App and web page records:
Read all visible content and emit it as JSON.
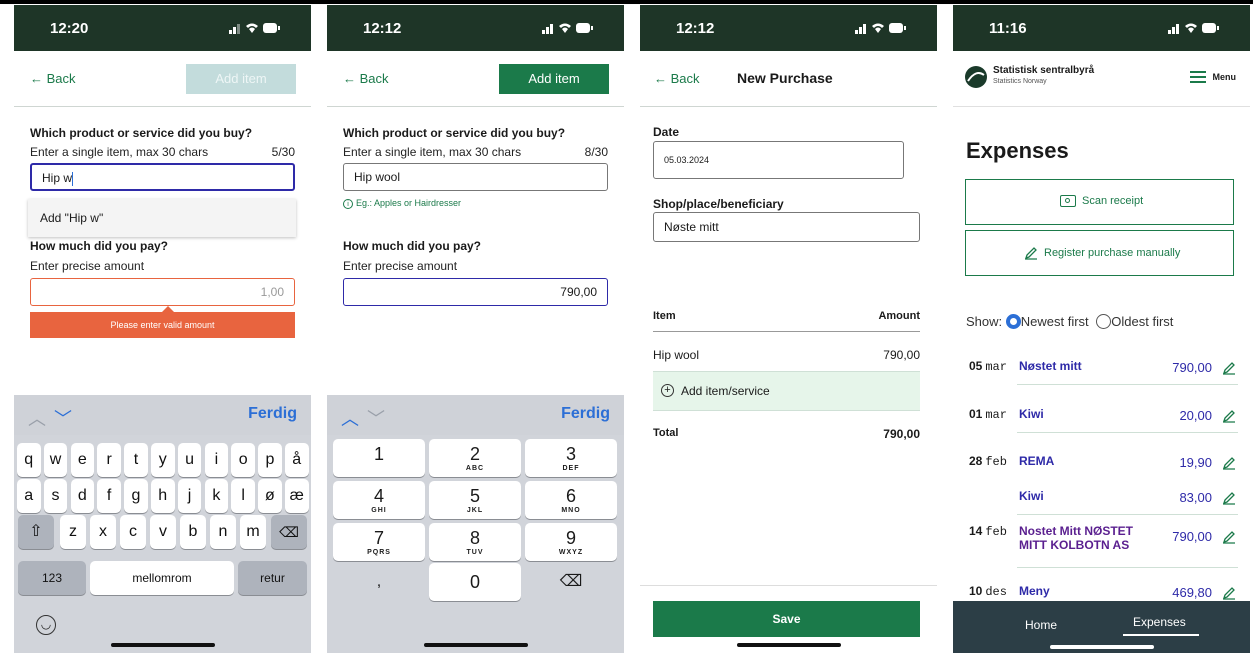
{
  "screen1": {
    "time": "12:20",
    "back": "← Back",
    "add_item": "Add item",
    "question": "Which product or service did you buy?",
    "hint": "Enter a single item, max 30 chars",
    "counter": "5/30",
    "input_value": "Hip w",
    "suggestion": "Add \"Hip w\"",
    "amount_title": "How much did you pay?",
    "amount_hint": "Enter precise amount",
    "amount_placeholder": "1,00",
    "error": "Please enter valid amount",
    "keyboard": {
      "done": "Ferdig",
      "row1": [
        "q",
        "w",
        "e",
        "r",
        "t",
        "y",
        "u",
        "i",
        "o",
        "p",
        "å"
      ],
      "row2": [
        "a",
        "s",
        "d",
        "f",
        "g",
        "h",
        "j",
        "k",
        "l",
        "ø",
        "æ"
      ],
      "row3": [
        "z",
        "x",
        "c",
        "v",
        "b",
        "n",
        "m"
      ],
      "numbers_key": "123",
      "space_key": "mellomrom",
      "return_key": "retur"
    }
  },
  "screen2": {
    "time": "12:12",
    "back": "← Back",
    "add_item": "Add item",
    "question": "Which product or service did you buy?",
    "hint": "Enter a single item, max 30 chars",
    "counter": "8/30",
    "input_value": "Hip wool",
    "example": "Eg.: Apples or Hairdresser",
    "amount_title": "How much did you pay?",
    "amount_hint": "Enter precise amount",
    "amount_value": "790,00",
    "keyboard": {
      "done": "Ferdig",
      "keys": [
        {
          "n": "1",
          "l": ""
        },
        {
          "n": "2",
          "l": "ABC"
        },
        {
          "n": "3",
          "l": "DEF"
        },
        {
          "n": "4",
          "l": "GHI"
        },
        {
          "n": "5",
          "l": "JKL"
        },
        {
          "n": "6",
          "l": "MNO"
        },
        {
          "n": "7",
          "l": "PQRS"
        },
        {
          "n": "8",
          "l": "TUV"
        },
        {
          "n": "9",
          "l": "WXYZ"
        }
      ],
      "comma": ",",
      "zero": "0"
    }
  },
  "screen3": {
    "time": "12:12",
    "back": "← Back",
    "title": "New Purchase",
    "date_label": "Date",
    "date_value": "05.03.2024",
    "shop_label": "Shop/place/beneficiary",
    "shop_value": "Nøste mitt",
    "col_item": "Item",
    "col_amount": "Amount",
    "row_item": "Hip wool",
    "row_amount": "790,00",
    "add_service": "Add item/service",
    "total_label": "Total",
    "total_value": "790,00",
    "save": "Save"
  },
  "screen4": {
    "time": "11:16",
    "brand": "Statistisk sentralbyrå",
    "brand_sub": "Statistics Norway",
    "menu": "Menu",
    "heading": "Expenses",
    "scan": "Scan receipt",
    "manual": "Register purchase manually",
    "show_label": "Show:",
    "newest": "Newest first",
    "oldest": "Oldest first",
    "rows": [
      {
        "day": "05",
        "mon": "mar",
        "name": "Nøstet mitt",
        "amount": "790,00"
      },
      {
        "day": "01",
        "mon": "mar",
        "name": "Kiwi",
        "amount": "20,00"
      },
      {
        "day": "28",
        "mon": "feb",
        "name": "REMA",
        "amount": "19,90"
      },
      {
        "day": "",
        "mon": "",
        "name": "Kiwi",
        "amount": "83,00"
      },
      {
        "day": "14",
        "mon": "feb",
        "name": "Nostet Mitt NØSTET MITT KOLBOTN AS",
        "amount": "790,00"
      },
      {
        "day": "10",
        "mon": "des",
        "name": "Meny",
        "amount": "469,80"
      }
    ],
    "nav_home": "Home",
    "nav_expenses": "Expenses"
  },
  "colors": {
    "status_bar": "#1e3527",
    "green": "#1b7a4a",
    "green_disabled": "#c3dcdc",
    "error": "#e8643f",
    "link_blue": "#2e2aa8",
    "ios_blue": "#2c6fd6"
  }
}
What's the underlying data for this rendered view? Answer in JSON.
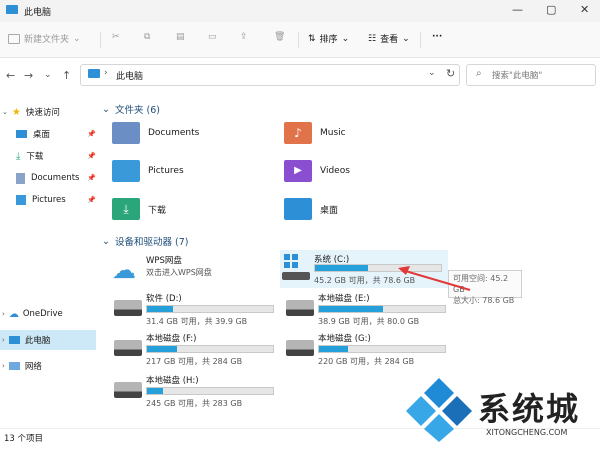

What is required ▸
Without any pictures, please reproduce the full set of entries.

Solution for this problem ▸
Read all visible content and emit it as JSON.
{
  "screen1": {
    "time": "12:20",
    "back": "← Back",
    "add_item": "Add item",
    "question": "Which product or service did you buy?",
    "hint": "Enter a single item, max 30 chars",
    "counter": "5/30",
    "input_value": "Hip w",
    "suggestion": "Add \"Hip w\"",
    "amount_title": "How much did you pay?",
    "amount_hint": "Enter precise amount",
    "amount_placeholder": "1,00",
    "error": "Please enter valid amount",
    "keyboard": {
      "done": "Ferdig",
      "row1": [
        "q",
        "w",
        "e",
        "r",
        "t",
        "y",
        "u",
        "i",
        "o",
        "p",
        "å"
      ],
      "row2": [
        "a",
        "s",
        "d",
        "f",
        "g",
        "h",
        "j",
        "k",
        "l",
        "ø",
        "æ"
      ],
      "row3": [
        "z",
        "x",
        "c",
        "v",
        "b",
        "n",
        "m"
      ],
      "numbers_key": "123",
      "space_key": "mellomrom",
      "return_key": "retur"
    }
  },
  "screen2": {
    "time": "12:12",
    "back": "← Back",
    "add_item": "Add item",
    "question": "Which product or service did you buy?",
    "hint": "Enter a single item, max 30 chars",
    "counter": "8/30",
    "input_value": "Hip wool",
    "example": "Eg.: Apples or Hairdresser",
    "amount_title": "How much did you pay?",
    "amount_hint": "Enter precise amount",
    "amount_value": "790,00",
    "keyboard": {
      "done": "Ferdig",
      "keys": [
        {
          "n": "1",
          "l": ""
        },
        {
          "n": "2",
          "l": "ABC"
        },
        {
          "n": "3",
          "l": "DEF"
        },
        {
          "n": "4",
          "l": "GHI"
        },
        {
          "n": "5",
          "l": "JKL"
        },
        {
          "n": "6",
          "l": "MNO"
        },
        {
          "n": "7",
          "l": "PQRS"
        },
        {
          "n": "8",
          "l": "TUV"
        },
        {
          "n": "9",
          "l": "WXYZ"
        }
      ],
      "comma": ",",
      "zero": "0"
    }
  },
  "screen3": {
    "time": "12:12",
    "back": "← Back",
    "title": "New Purchase",
    "date_label": "Date",
    "date_value": "05.03.2024",
    "shop_label": "Shop/place/beneficiary",
    "shop_value": "Nøste mitt",
    "col_item": "Item",
    "col_amount": "Amount",
    "row_item": "Hip wool",
    "row_amount": "790,00",
    "add_service": "Add item/service",
    "total_label": "Total",
    "total_value": "790,00",
    "save": "Save"
  },
  "screen4": {
    "time": "11:16",
    "brand": "Statistisk sentralbyrå",
    "brand_sub": "Statistics Norway",
    "menu": "Menu",
    "heading": "Expenses",
    "scan": "Scan receipt",
    "manual": "Register purchase manually",
    "show_label": "Show:",
    "newest": "Newest first",
    "oldest": "Oldest first",
    "rows": [
      {
        "day": "05",
        "mon": "mar",
        "name": "Nøstet mitt",
        "amount": "790,00"
      },
      {
        "day": "01",
        "mon": "mar",
        "name": "Kiwi",
        "amount": "20,00"
      },
      {
        "day": "28",
        "mon": "feb",
        "name": "REMA",
        "amount": "19,90"
      },
      {
        "day": "",
        "mon": "",
        "name": "Kiwi",
        "amount": "83,00"
      },
      {
        "day": "14",
        "mon": "feb",
        "name": "Nostet Mitt NØSTET MITT KOLBOTN AS",
        "amount": "790,00"
      },
      {
        "day": "10",
        "mon": "des",
        "name": "Meny",
        "amount": "469,80"
      }
    ],
    "nav_home": "Home",
    "nav_expenses": "Expenses"
  },
  "colors": {
    "status_bar": "#1e3527",
    "green": "#1b7a4a",
    "green_disabled": "#c3dcdc",
    "error": "#e8643f",
    "link_blue": "#2e2aa8",
    "ios_blue": "#2c6fd6"
  }
}
What's the underlying data for this rendered view? Answer in JSON.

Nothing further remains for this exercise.